>    it is critical to build these applications with an awareness of the
>    following section of the HTTP specification:
>      Implementors should be aware that the software
> represents the user
>      in their interactions over the Internet, and should be careful to
>      allow the user to be aware of any actions they might
> take which may
>      have an unexpected significance to themselves or others.
>      In particular, the convention has been established that
> the GET and
>      HEAD methods SHOULD NOT have the significance of taking an action
>      other than retrieval. These methods ought to be
> considered "safe".
>      This allows user agents to represent other methods, such as POST,
>      PUT and DELETE, in a special way, so that the user is
> made aware of
>      the fact that a possibly unsafe action is being requested.
>      Naturally, it is not possible to ensure that the server does not
>      generate side-effects as a result of performing a GET request; in
>      fact, some dynamic resources consider that a feature.
> The important
>      distinction here is that the user did not request the
> side-effects,
>      so therefore cannot be held accountable for them.
>     [4]9.1.1 Safe Methods, HTTP 1.1
>       [4]
>    It is also very important to keep this principle in mind when using
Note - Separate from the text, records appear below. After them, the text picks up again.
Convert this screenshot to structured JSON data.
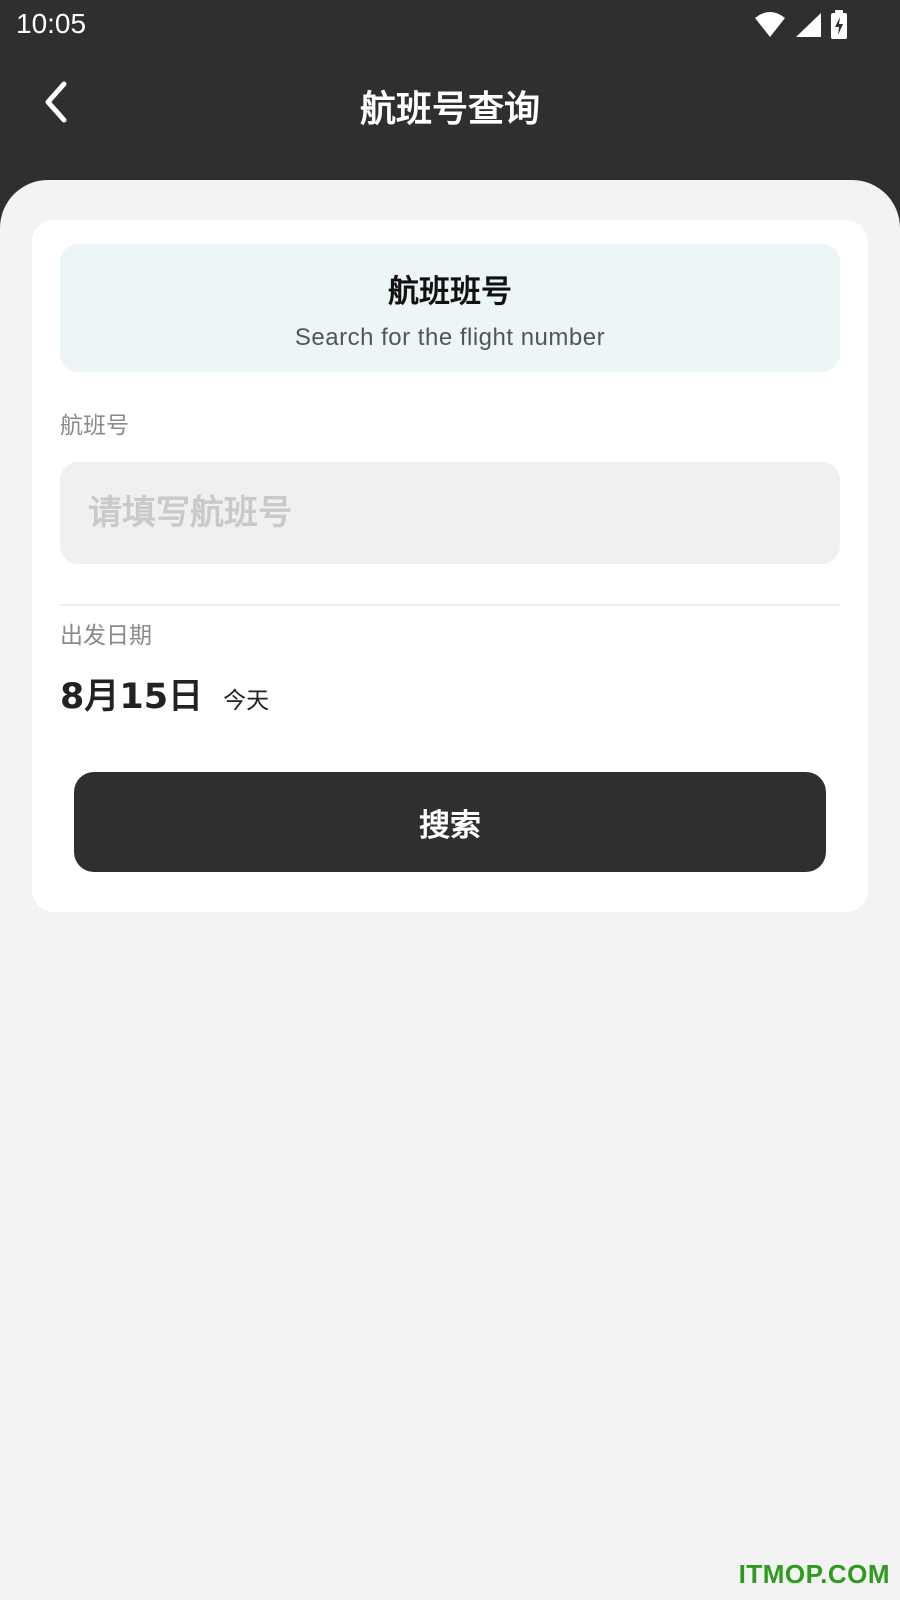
{
  "status_bar": {
    "time": "10:05",
    "icons": [
      "wifi-icon",
      "cellular-signal-icon",
      "battery-charging-icon"
    ]
  },
  "app_bar": {
    "back_icon": "chevron-left-icon",
    "title": "航班号查询"
  },
  "banner": {
    "title": "航班班号",
    "subtitle": "Search for the flight number"
  },
  "flight_field": {
    "label": "航班号",
    "placeholder": "请填写航班号",
    "value": ""
  },
  "date_field": {
    "label": "出发日期",
    "value": "8月15日",
    "note": "今天"
  },
  "search_button": {
    "label": "搜索"
  },
  "watermark": "ITMOP.COM",
  "colors": {
    "header_bg": "#2f2f2f",
    "page_bg": "#f3f3f3",
    "banner_bg": "#edf6f6",
    "button_bg": "#2f2f2f",
    "watermark": "#2e9a1e"
  }
}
>    HTML forms:
>      The "get" method should be used when the form is
> idempotent (i.e.,
>      causes no side-effects). Many database searches have no visible
>      side-effects and make ideal applications for the "get" method.
>      [5]17.13.1 Form submission method of HTML 4.01 (text has been in
>      HTML spec back to [6]HTML 2.0)
>       [5]
> html#h-17.13.1
>       [6]
> Applications that depend on safe methods
>    A wide variety of applications depend on the safety
> property of HTTP
>    GET:
>      * search service crawlers
>      * caching proxies
>    not to mention the importance of the ability of users to explore
>    safely. (@@cite stats about the popularity of the back button)
> Example: mailing list subscription
>    Consider the following two designs for mailing list subscription
>    confirmation; in the first case:
>     1. The user sends a subscribe message to an administrative mailbox
>        (
>     2. The list processing software requests confirmation by email,
>        including a link to a confirmation page
>     3. The user visits the confirmation page, and finds a "[Confirm]
> your
>        subscription" form, with method="POST".
>     4. The user activates the [Confirm] form control.
>     5. The list processing software confirms the subscription.
>    In the second case:
>     1. as above
>     2. as above
>     3. The user visits the confirmation page and sees "your
> subscription
>        is confirmed". The list processing software confirms the
>        subscription.
>    The latter design performed an unsafe operation (list subscription)
> in
>    response to a request with a safe method (following the
> link from the
>    mail message with GET).
> --8<--
> --
> Dan Connolly, W3C

Received on Monday, 15 April 2002 18:04:36 UTC